BV is not considered to be an STI. But sex increases your risk of developing the infection.

If a person with BV has sex with another person with a vagina, the partner may need treatment.

What is the quickest way to treat bacterial vaginosis?

The fastest way to treat BV is to visit your doctor and get a prescription to treat the condition.

A prescription treatment will likely clear up your symptoms in 2 to 3 days. If you’re pregnant or undergoing any medical procedures, it’s especially important to have your BV taken care of sooner rather than later.

Your doctor may prescribe an oral or vaginal antibiotic, like clindamycin, metronidazole, or tinidazole.

Can bacterial vaginosis go away on its own?

It’s possible for BV to go away on its own, but it’s usually not worth the wait.

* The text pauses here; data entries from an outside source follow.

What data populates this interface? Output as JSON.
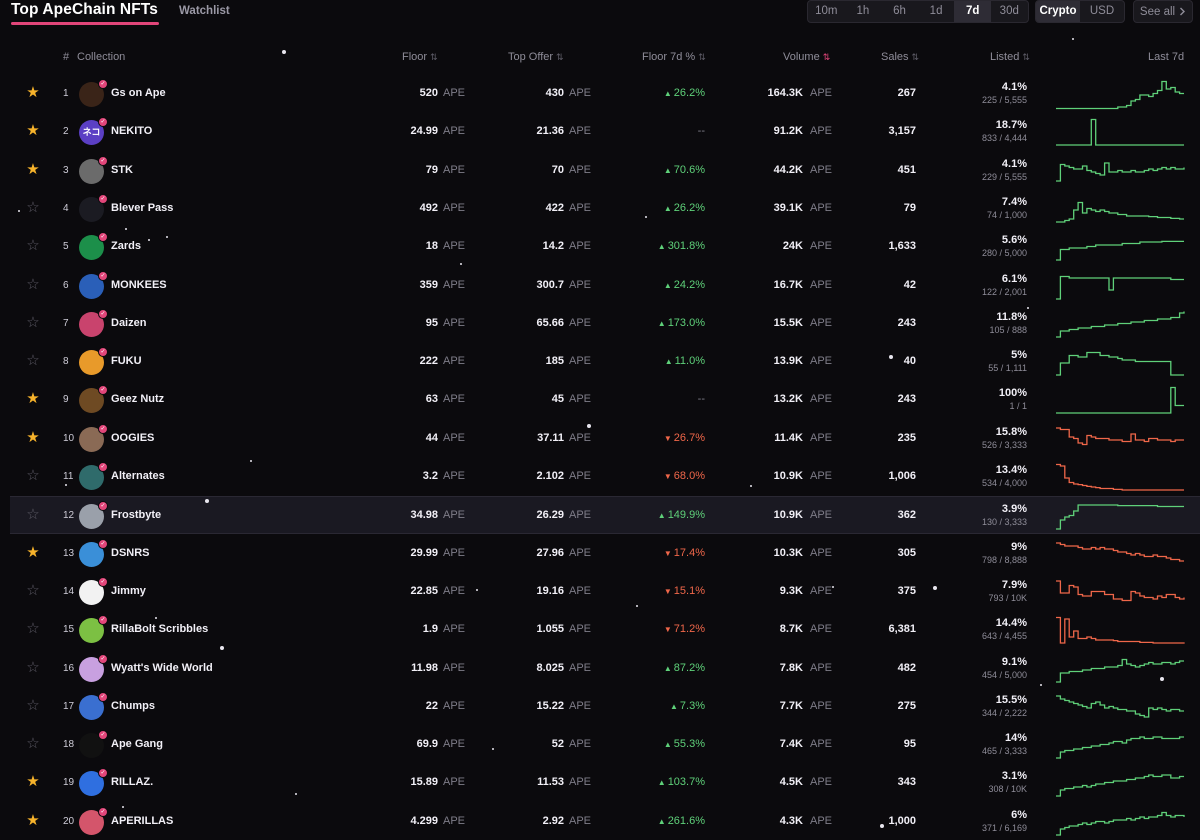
{
  "header": {
    "title": "Top ApeChain NFTs",
    "watchlist_tab": "Watchlist",
    "time_options": [
      "10m",
      "1h",
      "6h",
      "1d",
      "7d",
      "30d"
    ],
    "active_time": "7d",
    "currency_options": [
      "Crypto",
      "USD"
    ],
    "active_currency": "Crypto",
    "see_all": "See all",
    "see_all_icon": "chevron-right-icon"
  },
  "columns": {
    "rank": "#",
    "collection": "Collection",
    "floor": "Floor",
    "top_offer": "Top Offer",
    "floor_change": "Floor 7d %",
    "volume": "Volume",
    "sales": "Sales",
    "listed": "Listed",
    "last": "Last 7d"
  },
  "colors": {
    "accent": "#e2467a",
    "up": "#5fd17a",
    "down": "#f0674a",
    "star": "#f7b32b"
  },
  "rows": [
    {
      "rank": "1",
      "name": "Gs on Ape",
      "floor": "520",
      "floor_unit": "APE",
      "offer": "430",
      "offer_unit": "APE",
      "change": "26.2%",
      "dir": "up",
      "volume": "164.3K",
      "volume_unit": "APE",
      "sales": "267",
      "listed_pct": "4.1%",
      "listed": "225 / 5,555",
      "starred": true,
      "avatar_color": "#3a2418",
      "spark": [
        0.05,
        0.05,
        0.05,
        0.05,
        0.05,
        0.05,
        0.05,
        0.05,
        0.05,
        0.05,
        0.05,
        0.05,
        0.05,
        0.05,
        0.1,
        0.1,
        0.15,
        0.3,
        0.35,
        0.5,
        0.5,
        0.45,
        0.55,
        0.65,
        0.95,
        0.7,
        0.75,
        0.6,
        0.55,
        0.55
      ]
    },
    {
      "rank": "2",
      "name": "NEKITO",
      "floor": "24.99",
      "floor_unit": "APE",
      "offer": "21.36",
      "offer_unit": "APE",
      "change": "--",
      "dir": "flat",
      "volume": "91.2K",
      "volume_unit": "APE",
      "sales": "3,157",
      "listed_pct": "18.7%",
      "listed": "833 / 4,444",
      "starred": true,
      "avatar_color": "#5b3fc4",
      "avatar_text": "ネコ",
      "spark": [
        0.1,
        0.1,
        0.1,
        0.1,
        0.1,
        0.1,
        0.1,
        0.1,
        0.95,
        0.1,
        0.1,
        0.1,
        0.1,
        0.1,
        0.1,
        0.1,
        0.1,
        0.1,
        0.1,
        0.1,
        0.1,
        0.1,
        0.1,
        0.1,
        0.1,
        0.1,
        0.1,
        0.1,
        0.1,
        0.1
      ]
    },
    {
      "rank": "3",
      "name": "STK",
      "floor": "79",
      "floor_unit": "APE",
      "offer": "70",
      "offer_unit": "APE",
      "change": "70.6%",
      "dir": "up",
      "volume": "44.2K",
      "volume_unit": "APE",
      "sales": "451",
      "listed_pct": "4.1%",
      "listed": "229 / 5,555",
      "starred": true,
      "avatar_color": "#6b6b6b",
      "spark": [
        0.2,
        0.75,
        0.7,
        0.65,
        0.6,
        0.6,
        0.7,
        0.55,
        0.5,
        0.45,
        0.4,
        0.8,
        0.5,
        0.5,
        0.55,
        0.5,
        0.5,
        0.55,
        0.5,
        0.5,
        0.55,
        0.6,
        0.55,
        0.6,
        0.65,
        0.6,
        0.65,
        0.6,
        0.6,
        0.65
      ]
    },
    {
      "rank": "4",
      "name": "Blever Pass",
      "floor": "492",
      "floor_unit": "APE",
      "offer": "422",
      "offer_unit": "APE",
      "change": "26.2%",
      "dir": "up",
      "volume": "39.1K",
      "volume_unit": "APE",
      "sales": "79",
      "listed_pct": "7.4%",
      "listed": "74 / 1,000",
      "starred": false,
      "avatar_color": "#1b1b22",
      "spark": [
        0.1,
        0.1,
        0.15,
        0.2,
        0.5,
        0.75,
        0.4,
        0.55,
        0.5,
        0.45,
        0.5,
        0.45,
        0.4,
        0.4,
        0.35,
        0.35,
        0.3,
        0.3,
        0.3,
        0.3,
        0.3,
        0.28,
        0.28,
        0.25,
        0.25,
        0.25,
        0.22,
        0.22,
        0.2,
        0.2
      ]
    },
    {
      "rank": "5",
      "name": "Zards",
      "floor": "18",
      "floor_unit": "APE",
      "offer": "14.2",
      "offer_unit": "APE",
      "change": "301.8%",
      "dir": "up",
      "volume": "24K",
      "volume_unit": "APE",
      "sales": "1,633",
      "listed_pct": "5.6%",
      "listed": "280 / 5,000",
      "starred": false,
      "avatar_color": "#1c8f4a",
      "spark": [
        0.1,
        0.45,
        0.45,
        0.5,
        0.5,
        0.5,
        0.5,
        0.55,
        0.55,
        0.6,
        0.6,
        0.6,
        0.6,
        0.6,
        0.6,
        0.65,
        0.65,
        0.65,
        0.65,
        0.7,
        0.7,
        0.7,
        0.7,
        0.7,
        0.72,
        0.72,
        0.72,
        0.72,
        0.72,
        0.72
      ]
    },
    {
      "rank": "6",
      "name": "MONKEES",
      "floor": "359",
      "floor_unit": "APE",
      "offer": "300.7",
      "offer_unit": "APE",
      "change": "24.2%",
      "dir": "up",
      "volume": "16.7K",
      "volume_unit": "APE",
      "sales": "42",
      "listed_pct": "6.1%",
      "listed": "122 / 2,001",
      "starred": false,
      "avatar_color": "#2a5fb8",
      "spark": [
        0.1,
        0.85,
        0.85,
        0.8,
        0.8,
        0.8,
        0.8,
        0.8,
        0.8,
        0.8,
        0.8,
        0.8,
        0.4,
        0.8,
        0.8,
        0.8,
        0.8,
        0.8,
        0.8,
        0.8,
        0.8,
        0.8,
        0.8,
        0.8,
        0.8,
        0.8,
        0.75,
        0.75,
        0.75,
        0.75
      ]
    },
    {
      "rank": "7",
      "name": "Daizen",
      "floor": "95",
      "floor_unit": "APE",
      "offer": "65.66",
      "offer_unit": "APE",
      "change": "173.0%",
      "dir": "up",
      "volume": "15.5K",
      "volume_unit": "APE",
      "sales": "243",
      "listed_pct": "11.8%",
      "listed": "105 / 888",
      "starred": false,
      "avatar_color": "#c9436d",
      "spark": [
        0.1,
        0.3,
        0.3,
        0.35,
        0.35,
        0.4,
        0.4,
        0.4,
        0.45,
        0.45,
        0.45,
        0.5,
        0.5,
        0.5,
        0.55,
        0.55,
        0.55,
        0.6,
        0.6,
        0.6,
        0.65,
        0.65,
        0.65,
        0.7,
        0.7,
        0.7,
        0.75,
        0.75,
        0.9,
        0.95
      ]
    },
    {
      "rank": "8",
      "name": "FUKU",
      "floor": "222",
      "floor_unit": "APE",
      "offer": "185",
      "offer_unit": "APE",
      "change": "11.0%",
      "dir": "up",
      "volume": "13.9K",
      "volume_unit": "APE",
      "sales": "40",
      "listed_pct": "5%",
      "listed": "55 / 1,111",
      "starred": false,
      "avatar_color": "#e89a2a",
      "spark": [
        0.1,
        0.5,
        0.5,
        0.75,
        0.75,
        0.7,
        0.7,
        0.85,
        0.85,
        0.85,
        0.75,
        0.75,
        0.7,
        0.7,
        0.65,
        0.6,
        0.6,
        0.6,
        0.55,
        0.55,
        0.55,
        0.55,
        0.55,
        0.55,
        0.55,
        0.55,
        0.1,
        0.1,
        0.1,
        0.1
      ]
    },
    {
      "rank": "9",
      "name": "Geez Nutz",
      "floor": "63",
      "floor_unit": "APE",
      "offer": "45",
      "offer_unit": "APE",
      "change": "--",
      "dir": "flat",
      "volume": "13.2K",
      "volume_unit": "APE",
      "sales": "243",
      "listed_pct": "100%",
      "listed": "1 / 1",
      "starred": true,
      "avatar_color": "#6e4a23",
      "spark": [
        0.1,
        0.1,
        0.1,
        0.1,
        0.1,
        0.1,
        0.1,
        0.1,
        0.1,
        0.1,
        0.1,
        0.1,
        0.1,
        0.1,
        0.1,
        0.1,
        0.1,
        0.1,
        0.1,
        0.1,
        0.1,
        0.1,
        0.1,
        0.1,
        0.1,
        0.1,
        0.95,
        0.35,
        0.35,
        0.35
      ]
    },
    {
      "rank": "10",
      "name": "OOGIES",
      "floor": "44",
      "floor_unit": "APE",
      "offer": "37.11",
      "offer_unit": "APE",
      "change": "26.7%",
      "dir": "down",
      "volume": "11.4K",
      "volume_unit": "APE",
      "sales": "235",
      "listed_pct": "15.8%",
      "listed": "526 / 3,333",
      "starred": true,
      "avatar_color": "#8a6a55",
      "spark": [
        0.9,
        0.85,
        0.85,
        0.6,
        0.55,
        0.4,
        0.35,
        0.65,
        0.6,
        0.55,
        0.55,
        0.55,
        0.5,
        0.5,
        0.5,
        0.45,
        0.45,
        0.7,
        0.5,
        0.5,
        0.45,
        0.55,
        0.55,
        0.5,
        0.5,
        0.5,
        0.45,
        0.5,
        0.5,
        0.5
      ]
    },
    {
      "rank": "11",
      "name": "Alternates",
      "floor": "3.2",
      "floor_unit": "APE",
      "offer": "2.102",
      "offer_unit": "APE",
      "change": "68.0%",
      "dir": "down",
      "volume": "10.9K",
      "volume_unit": "APE",
      "sales": "1,006",
      "listed_pct": "13.4%",
      "listed": "534 / 4,000",
      "starred": false,
      "avatar_color": "#2f6b6b",
      "spark": [
        0.95,
        0.9,
        0.5,
        0.35,
        0.3,
        0.28,
        0.25,
        0.22,
        0.2,
        0.18,
        0.15,
        0.15,
        0.15,
        0.12,
        0.12,
        0.1,
        0.1,
        0.1,
        0.1,
        0.1,
        0.1,
        0.1,
        0.1,
        0.1,
        0.1,
        0.1,
        0.1,
        0.1,
        0.1,
        0.1
      ]
    },
    {
      "rank": "12",
      "name": "Frostbyte",
      "floor": "34.98",
      "floor_unit": "APE",
      "offer": "26.29",
      "offer_unit": "APE",
      "change": "149.9%",
      "dir": "up",
      "volume": "10.9K",
      "volume_unit": "APE",
      "sales": "362",
      "listed_pct": "3.9%",
      "listed": "130 / 3,333",
      "starred": false,
      "highlight": true,
      "avatar_color": "#9aa0aa",
      "spark": [
        0.1,
        0.4,
        0.5,
        0.55,
        0.7,
        0.9,
        0.9,
        0.9,
        0.9,
        0.9,
        0.9,
        0.9,
        0.9,
        0.9,
        0.88,
        0.88,
        0.88,
        0.88,
        0.88,
        0.88,
        0.88,
        0.88,
        0.88,
        0.85,
        0.85,
        0.85,
        0.85,
        0.85,
        0.85,
        0.85
      ]
    },
    {
      "rank": "13",
      "name": "DSNRS",
      "floor": "29.99",
      "floor_unit": "APE",
      "offer": "27.96",
      "offer_unit": "APE",
      "change": "17.4%",
      "dir": "down",
      "volume": "10.3K",
      "volume_unit": "APE",
      "sales": "305",
      "listed_pct": "9%",
      "listed": "798 / 8,888",
      "starred": true,
      "avatar_color": "#3a8fd8",
      "spark": [
        0.9,
        0.85,
        0.8,
        0.8,
        0.8,
        0.75,
        0.7,
        0.7,
        0.75,
        0.7,
        0.75,
        0.7,
        0.7,
        0.65,
        0.6,
        0.6,
        0.55,
        0.5,
        0.55,
        0.5,
        0.45,
        0.45,
        0.5,
        0.45,
        0.45,
        0.4,
        0.35,
        0.35,
        0.3,
        0.3
      ]
    },
    {
      "rank": "14",
      "name": "Jimmy",
      "floor": "22.85",
      "floor_unit": "APE",
      "offer": "19.16",
      "offer_unit": "APE",
      "change": "15.1%",
      "dir": "down",
      "volume": "9.3K",
      "volume_unit": "APE",
      "sales": "375",
      "listed_pct": "7.9%",
      "listed": "793 / 10K",
      "starred": false,
      "avatar_color": "#f2f2f2",
      "spark": [
        0.9,
        0.5,
        0.5,
        0.75,
        0.7,
        0.45,
        0.4,
        0.4,
        0.55,
        0.55,
        0.55,
        0.45,
        0.45,
        0.3,
        0.3,
        0.25,
        0.25,
        0.55,
        0.5,
        0.4,
        0.35,
        0.35,
        0.3,
        0.4,
        0.35,
        0.45,
        0.45,
        0.35,
        0.3,
        0.35
      ]
    },
    {
      "rank": "15",
      "name": "RillaBolt Scribbles",
      "floor": "1.9",
      "floor_unit": "APE",
      "offer": "1.055",
      "offer_unit": "APE",
      "change": "71.2%",
      "dir": "down",
      "volume": "8.7K",
      "volume_unit": "APE",
      "sales": "6,381",
      "listed_pct": "14.4%",
      "listed": "643 / 4,455",
      "starred": false,
      "avatar_color": "#7cc043",
      "spark": [
        0.95,
        0.1,
        0.9,
        0.3,
        0.5,
        0.25,
        0.25,
        0.3,
        0.25,
        0.2,
        0.2,
        0.2,
        0.2,
        0.18,
        0.15,
        0.15,
        0.15,
        0.15,
        0.15,
        0.12,
        0.12,
        0.12,
        0.1,
        0.1,
        0.1,
        0.1,
        0.1,
        0.1,
        0.1,
        0.08
      ]
    },
    {
      "rank": "16",
      "name": "Wyatt's Wide World",
      "floor": "11.98",
      "floor_unit": "APE",
      "offer": "8.025",
      "offer_unit": "APE",
      "change": "87.2%",
      "dir": "up",
      "volume": "7.8K",
      "volume_unit": "APE",
      "sales": "482",
      "listed_pct": "9.1%",
      "listed": "454 / 5,000",
      "starred": false,
      "avatar_color": "#c8a0e0",
      "spark": [
        0.1,
        0.4,
        0.4,
        0.45,
        0.45,
        0.45,
        0.5,
        0.5,
        0.55,
        0.55,
        0.55,
        0.6,
        0.6,
        0.6,
        0.65,
        0.85,
        0.7,
        0.65,
        0.6,
        0.65,
        0.7,
        0.75,
        0.7,
        0.7,
        0.75,
        0.75,
        0.7,
        0.75,
        0.8,
        0.8
      ]
    },
    {
      "rank": "17",
      "name": "Chumps",
      "floor": "22",
      "floor_unit": "APE",
      "offer": "15.22",
      "offer_unit": "APE",
      "change": "7.3%",
      "dir": "up",
      "volume": "7.7K",
      "volume_unit": "APE",
      "sales": "275",
      "listed_pct": "15.5%",
      "listed": "344 / 2,222",
      "starred": false,
      "avatar_color": "#3a6fd0",
      "spark": [
        0.9,
        0.8,
        0.75,
        0.7,
        0.65,
        0.6,
        0.55,
        0.5,
        0.65,
        0.7,
        0.6,
        0.5,
        0.55,
        0.5,
        0.45,
        0.45,
        0.4,
        0.4,
        0.3,
        0.25,
        0.2,
        0.5,
        0.45,
        0.5,
        0.45,
        0.4,
        0.45,
        0.45,
        0.4,
        0.4
      ]
    },
    {
      "rank": "18",
      "name": "Ape Gang",
      "floor": "69.9",
      "floor_unit": "APE",
      "offer": "52",
      "offer_unit": "APE",
      "change": "55.3%",
      "dir": "up",
      "volume": "7.4K",
      "volume_unit": "APE",
      "sales": "95",
      "listed_pct": "14%",
      "listed": "465 / 3,333",
      "starred": false,
      "avatar_color": "#111111",
      "spark": [
        0.1,
        0.3,
        0.35,
        0.35,
        0.4,
        0.4,
        0.45,
        0.45,
        0.5,
        0.5,
        0.55,
        0.55,
        0.6,
        0.65,
        0.65,
        0.6,
        0.7,
        0.75,
        0.75,
        0.8,
        0.75,
        0.75,
        0.8,
        0.8,
        0.75,
        0.75,
        0.75,
        0.75,
        0.8,
        0.8
      ]
    },
    {
      "rank": "19",
      "name": "RILLAZ.",
      "floor": "15.89",
      "floor_unit": "APE",
      "offer": "11.53",
      "offer_unit": "APE",
      "change": "103.7%",
      "dir": "up",
      "volume": "4.5K",
      "volume_unit": "APE",
      "sales": "343",
      "listed_pct": "3.1%",
      "listed": "308 / 10K",
      "starred": true,
      "avatar_color": "#2f6fe0",
      "spark": [
        0.1,
        0.3,
        0.35,
        0.35,
        0.4,
        0.4,
        0.45,
        0.4,
        0.45,
        0.5,
        0.5,
        0.55,
        0.55,
        0.6,
        0.6,
        0.6,
        0.65,
        0.65,
        0.7,
        0.7,
        0.75,
        0.8,
        0.75,
        0.75,
        0.8,
        0.8,
        0.7,
        0.7,
        0.75,
        0.75
      ]
    },
    {
      "rank": "20",
      "name": "APERILLAS",
      "floor": "4.299",
      "floor_unit": "APE",
      "offer": "2.92",
      "offer_unit": "APE",
      "change": "261.6%",
      "dir": "up",
      "volume": "4.3K",
      "volume_unit": "APE",
      "sales": "1,000",
      "listed_pct": "6%",
      "listed": "371 / 6,169",
      "starred": true,
      "avatar_color": "#d4556b",
      "spark": [
        0.1,
        0.3,
        0.35,
        0.4,
        0.4,
        0.45,
        0.5,
        0.45,
        0.5,
        0.55,
        0.55,
        0.5,
        0.55,
        0.6,
        0.6,
        0.6,
        0.65,
        0.6,
        0.65,
        0.7,
        0.65,
        0.7,
        0.7,
        0.75,
        0.85,
        0.75,
        0.7,
        0.75,
        0.75,
        0.7
      ]
    }
  ]
}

If it does go away on its own, it may take around 2 weeks to resolve, and then keep coming back. During that time, you’d be dealing with unpleasant symptoms.

How long does bacterial vaginosis last?

After seeing your doctor and starting treatment with a prescribed medication, your symptoms will likely start improving within 2 to 3 days.

However, it’s important to continue taking your medication for the prescribed period of time, even if your symptoms have gone away. This will help ensure that the infection has completely cleared up, which typically takes about 7 days.

Should you be treated for bacterial vaginosis if you’re pregnant?

If you’re pregnant, get treatment for BV as soon as possible. That’s because BV can increase the risk of early delivery and other complications.

It’s safe to take antibiotics for BV while you’re pregnant.

What is the difference between a yeast infection and bacterial vaginosis?

BV and vaginal yeast infections have similar symptoms but different causes and treatments. Both cause inflammation of the vagina, also known as vaginitis.

One of the differences between BV and a yeast infection is that BV produces a foul-smelling, “fishy” odor, while a yeast infection produces no vaginal odor. Additionally, a yeast infection may cause redness and inflammation of the vulva, while BV doesn’t produce such symptoms.

To determine whether a vaginal infection is BV or a yeast infection, a doctor may:

  • ask about your medical history, including previous vaginal infections
  • perform an examination to look for signs of infection and vaginal discharge
  • take a sample of the discharge for analysis, to see whether an overgrowth of harmful bacteria or fungi is present
  • test the pH of the vagina — according to a 2018 review, a pH of 4.5 or above can be an indication of BV

Although mild cases of BV may resolve on their own, treatment can help lower the risk of complications. The best options are prescription antibiotics. These include metronidazole and clindamycin, which you may take as a pill or cream.

In some cases, your doctor might prescribe tinidazole or secnidazole. These medications are also antibiotics. Taking probiotics, garlic capsules, and boric acid may also help.

Though your symptoms might get better within a few days, be sure to take all your medication as directed. This will ensure that your infection has completely resolved. If you have recurring BV, work with your doctor to find long-term solutions.